Besides accounting for monthly car-related expenses, you should remember that your budget should account for other expenses including tax, title, and license (TTL) fees, dealer fees, and a down payment. All of these things can increase the cost of your loan, and may be required upfront:
- Tax, title, and license fees – Tax, title, and license fees are required, and vary by state. Though it's possible to roll these fees into your loan, we recommend that you pay them upfront to save a bit of money in the long run. Every cost added to your total loan balance, no matter how small, incurs interest charges. Because borrowers with poor credit already pay higher interest rates, it's a good idea to keep your loan as small as possible.
- Dealer fees – Dealer fees, such as document fees or filing fees, are often added to the cost of your loan. The costs of these fees vary by dealership and by state, and are negotiable. Some states cap how much a dealer is allowed to charge, while others don't – so it's not uncommon to find dealer fees in the hundreds of dollars. Don't be afraid to call out a dealership if you feel the fees are excessive, or to walk away if they won't budge.
- Down payment – A down payment is almost always required for bad credit car buyers. Most lenders that work with bad credit only require a minimum down payment of $1,000 or 10% of the vehicle's selling price, whichever is less. Though you may feel this isn't ideal for your budget, a down payment is actually a big help in the long run. When you make a down payment, it improves your chances of getting approved and it shows the lender you're willing to invest in your own success with this auto loan. It also decreases the cost of your loan, which in turn lowers the interest charges you pay down the road.
Ready to Find Your Next Car?
If you've budgeted for the total cost of a car loan and are ready to find financing, Auto Credit Express wants to help. We've been connecting bad credit car buyers to special finance dealers that can get them into new and used auto loans for over 20 years.

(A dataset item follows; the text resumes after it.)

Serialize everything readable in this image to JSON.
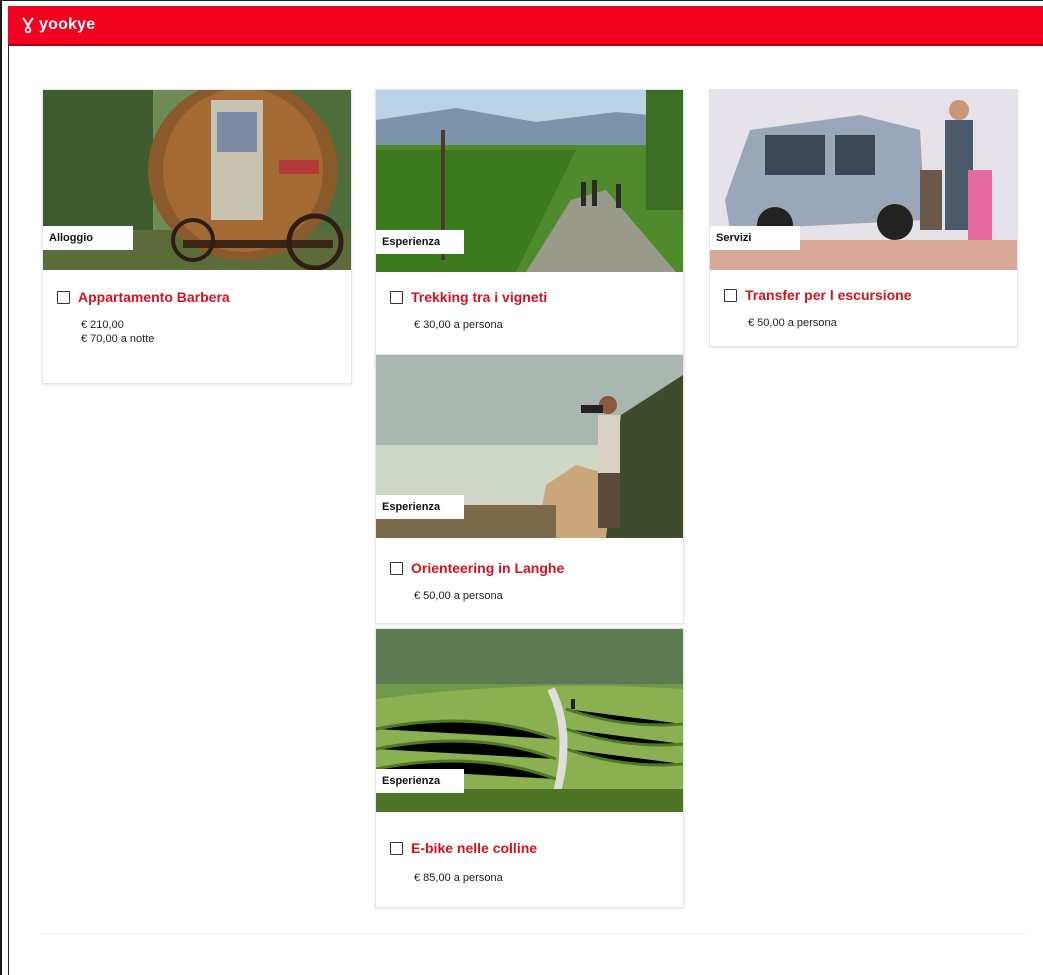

By simply filling out our no-obligation car loan request form, you gain the power of our nationwide network of special finance dealerships. Rather than driving all over town having dealer after dealer run your credit only to turn you down, we'll work to match you with a local dealership that has the lending resources you're looking for. Don't wait any longer to take your next step toward the auto loan you need!